  • Proposed new requirements for F and M students with respect to the practical training period, to include increased oversight of schools and participating students, with a notice of proposed rulemaking scheduled for October 2018.

Hopeful Signs

Although no one has a crystal ball and things look bleak overall for the foreseeable future on the immigration front, there are a few positive indications on the horizon. For example, the government was recently opened after a three-day shutdown until February 8, predicated in part on finding a legislative “fix” to allow DACA “Dreamers” to stay in the United States. As of September 4, 2017, there were 689,821 people with valid DACA status in the country. Also reportedly under serious consideration is meaningful EB-5 reform legislation, such as the Fairness for High-Skilled Immigrants Act, which would allow some EB-5 investors to obtain immigrant visas more quickly because their place in the waiting line would no longer depend on chargeability to specific countries. And USCIS began accepting applications again under the International Entrepreneur Rule in December, albeit temporarily while the agency drafts a notice of proposed rulemaking to quash it permanently.

Otherwise, some court challenges are either already working their way through the system (e.g., on the latest travel ban) or may be filed in the future.

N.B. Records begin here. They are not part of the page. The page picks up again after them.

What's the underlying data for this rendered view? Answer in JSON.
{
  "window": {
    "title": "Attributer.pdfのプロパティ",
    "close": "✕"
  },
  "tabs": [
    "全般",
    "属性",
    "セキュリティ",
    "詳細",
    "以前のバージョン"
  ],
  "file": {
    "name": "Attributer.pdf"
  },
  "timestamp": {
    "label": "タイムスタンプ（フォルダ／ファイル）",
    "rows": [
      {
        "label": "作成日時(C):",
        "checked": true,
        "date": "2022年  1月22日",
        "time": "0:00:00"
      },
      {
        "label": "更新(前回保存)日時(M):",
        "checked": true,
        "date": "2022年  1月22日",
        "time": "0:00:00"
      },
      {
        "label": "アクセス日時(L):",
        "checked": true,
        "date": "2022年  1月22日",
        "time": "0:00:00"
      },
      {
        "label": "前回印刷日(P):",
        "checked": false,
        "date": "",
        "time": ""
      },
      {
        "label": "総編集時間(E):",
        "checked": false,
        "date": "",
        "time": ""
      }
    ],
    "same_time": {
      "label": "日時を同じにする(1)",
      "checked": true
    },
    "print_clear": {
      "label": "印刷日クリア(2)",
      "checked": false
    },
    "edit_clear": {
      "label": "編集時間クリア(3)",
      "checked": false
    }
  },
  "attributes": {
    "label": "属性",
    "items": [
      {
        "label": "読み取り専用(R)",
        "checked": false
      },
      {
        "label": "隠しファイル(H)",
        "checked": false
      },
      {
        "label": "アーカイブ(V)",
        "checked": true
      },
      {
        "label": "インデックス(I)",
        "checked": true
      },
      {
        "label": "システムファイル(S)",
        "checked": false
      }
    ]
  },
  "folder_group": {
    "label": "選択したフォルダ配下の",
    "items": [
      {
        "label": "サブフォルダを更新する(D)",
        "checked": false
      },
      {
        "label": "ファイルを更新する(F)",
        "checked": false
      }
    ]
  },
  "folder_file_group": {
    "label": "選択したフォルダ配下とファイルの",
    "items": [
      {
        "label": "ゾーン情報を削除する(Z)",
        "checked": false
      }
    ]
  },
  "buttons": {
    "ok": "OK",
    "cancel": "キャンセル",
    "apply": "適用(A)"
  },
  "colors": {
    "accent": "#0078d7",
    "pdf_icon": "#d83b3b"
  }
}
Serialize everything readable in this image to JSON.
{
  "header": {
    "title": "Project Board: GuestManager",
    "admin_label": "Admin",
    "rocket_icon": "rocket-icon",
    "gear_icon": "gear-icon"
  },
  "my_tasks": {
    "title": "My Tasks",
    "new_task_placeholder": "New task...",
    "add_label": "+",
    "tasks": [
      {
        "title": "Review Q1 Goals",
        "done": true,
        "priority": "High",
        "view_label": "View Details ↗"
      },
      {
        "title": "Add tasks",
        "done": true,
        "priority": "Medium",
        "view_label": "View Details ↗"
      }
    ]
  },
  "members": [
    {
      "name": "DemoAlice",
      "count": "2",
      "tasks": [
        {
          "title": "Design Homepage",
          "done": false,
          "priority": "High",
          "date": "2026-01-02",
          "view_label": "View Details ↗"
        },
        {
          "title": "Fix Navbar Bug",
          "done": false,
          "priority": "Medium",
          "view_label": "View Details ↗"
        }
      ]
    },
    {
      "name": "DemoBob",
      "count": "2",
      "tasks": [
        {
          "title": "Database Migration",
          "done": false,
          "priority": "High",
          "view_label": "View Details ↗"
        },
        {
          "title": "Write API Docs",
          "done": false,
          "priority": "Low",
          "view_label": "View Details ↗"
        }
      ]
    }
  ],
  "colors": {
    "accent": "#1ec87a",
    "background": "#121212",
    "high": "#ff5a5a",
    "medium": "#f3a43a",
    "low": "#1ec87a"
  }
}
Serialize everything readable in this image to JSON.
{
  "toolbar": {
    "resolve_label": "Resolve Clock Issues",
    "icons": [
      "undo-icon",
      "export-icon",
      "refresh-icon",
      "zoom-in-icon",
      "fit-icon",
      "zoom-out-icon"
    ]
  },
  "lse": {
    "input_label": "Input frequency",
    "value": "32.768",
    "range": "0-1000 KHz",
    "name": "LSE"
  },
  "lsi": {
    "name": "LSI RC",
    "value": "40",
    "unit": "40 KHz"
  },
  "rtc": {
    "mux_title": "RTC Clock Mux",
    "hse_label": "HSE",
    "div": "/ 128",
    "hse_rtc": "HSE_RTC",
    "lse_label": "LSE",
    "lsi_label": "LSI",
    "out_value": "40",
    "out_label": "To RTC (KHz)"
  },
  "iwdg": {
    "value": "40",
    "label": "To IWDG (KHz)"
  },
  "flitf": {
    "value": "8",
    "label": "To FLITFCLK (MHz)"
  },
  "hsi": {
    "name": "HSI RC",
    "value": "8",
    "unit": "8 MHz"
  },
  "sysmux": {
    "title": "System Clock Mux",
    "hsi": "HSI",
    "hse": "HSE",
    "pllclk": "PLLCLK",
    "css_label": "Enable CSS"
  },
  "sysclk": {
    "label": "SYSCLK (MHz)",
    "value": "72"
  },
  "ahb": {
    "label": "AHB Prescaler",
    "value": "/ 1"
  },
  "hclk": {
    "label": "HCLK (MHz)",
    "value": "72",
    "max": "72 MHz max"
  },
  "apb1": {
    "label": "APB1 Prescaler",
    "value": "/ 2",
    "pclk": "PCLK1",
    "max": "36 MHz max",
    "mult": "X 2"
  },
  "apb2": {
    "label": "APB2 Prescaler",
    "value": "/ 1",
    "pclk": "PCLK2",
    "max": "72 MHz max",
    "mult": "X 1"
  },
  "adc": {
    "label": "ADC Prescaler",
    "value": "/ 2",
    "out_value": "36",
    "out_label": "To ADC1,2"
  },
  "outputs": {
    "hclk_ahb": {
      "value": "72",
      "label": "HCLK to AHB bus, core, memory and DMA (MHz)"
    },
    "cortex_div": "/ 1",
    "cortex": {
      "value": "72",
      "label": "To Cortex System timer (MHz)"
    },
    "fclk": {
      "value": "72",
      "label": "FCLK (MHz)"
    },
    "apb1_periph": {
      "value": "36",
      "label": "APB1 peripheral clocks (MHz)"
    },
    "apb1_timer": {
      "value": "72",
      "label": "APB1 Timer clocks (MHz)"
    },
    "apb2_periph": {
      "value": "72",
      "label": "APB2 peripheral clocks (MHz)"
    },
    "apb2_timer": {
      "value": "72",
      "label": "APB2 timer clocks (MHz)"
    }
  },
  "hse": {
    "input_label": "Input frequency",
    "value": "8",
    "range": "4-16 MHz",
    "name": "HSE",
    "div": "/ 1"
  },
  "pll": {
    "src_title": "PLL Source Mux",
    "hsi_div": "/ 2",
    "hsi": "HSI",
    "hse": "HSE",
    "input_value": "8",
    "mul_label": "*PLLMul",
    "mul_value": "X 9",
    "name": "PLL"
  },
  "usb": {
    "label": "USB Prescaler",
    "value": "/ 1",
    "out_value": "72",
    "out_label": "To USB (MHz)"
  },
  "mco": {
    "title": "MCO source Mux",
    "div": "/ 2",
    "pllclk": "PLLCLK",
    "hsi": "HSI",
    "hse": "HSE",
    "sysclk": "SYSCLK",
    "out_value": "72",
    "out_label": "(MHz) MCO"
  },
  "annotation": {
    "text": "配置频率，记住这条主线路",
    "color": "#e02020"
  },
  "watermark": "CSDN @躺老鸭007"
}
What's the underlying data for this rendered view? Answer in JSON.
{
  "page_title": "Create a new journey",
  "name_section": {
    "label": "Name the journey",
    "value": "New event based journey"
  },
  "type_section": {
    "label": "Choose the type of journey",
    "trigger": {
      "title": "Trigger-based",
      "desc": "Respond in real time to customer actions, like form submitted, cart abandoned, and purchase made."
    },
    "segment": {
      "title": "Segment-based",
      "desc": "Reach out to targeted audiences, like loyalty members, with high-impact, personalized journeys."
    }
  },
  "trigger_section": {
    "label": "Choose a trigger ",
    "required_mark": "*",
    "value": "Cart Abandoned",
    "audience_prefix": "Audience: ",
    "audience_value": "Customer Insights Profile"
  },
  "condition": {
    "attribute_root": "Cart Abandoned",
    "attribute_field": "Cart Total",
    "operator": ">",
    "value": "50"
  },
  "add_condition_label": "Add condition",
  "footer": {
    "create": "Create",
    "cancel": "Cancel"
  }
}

Recommendations

In general, we recommend that employers and employees consider:

  • Allowing much more time than before for the application/petition process. Posted processing times are not reliable. Several additional months may be required if there is an RFE or an unanticipated additional security check or other problem.
  • Filing a mandamus action in federal court to compel the agency to act if a case experiences extreme processing delays.
  • Not leaving the United States in the short term if status is in any way uncertain.
  • Contacting your Fredrikson & Byron attorney for advice and help in specific situations.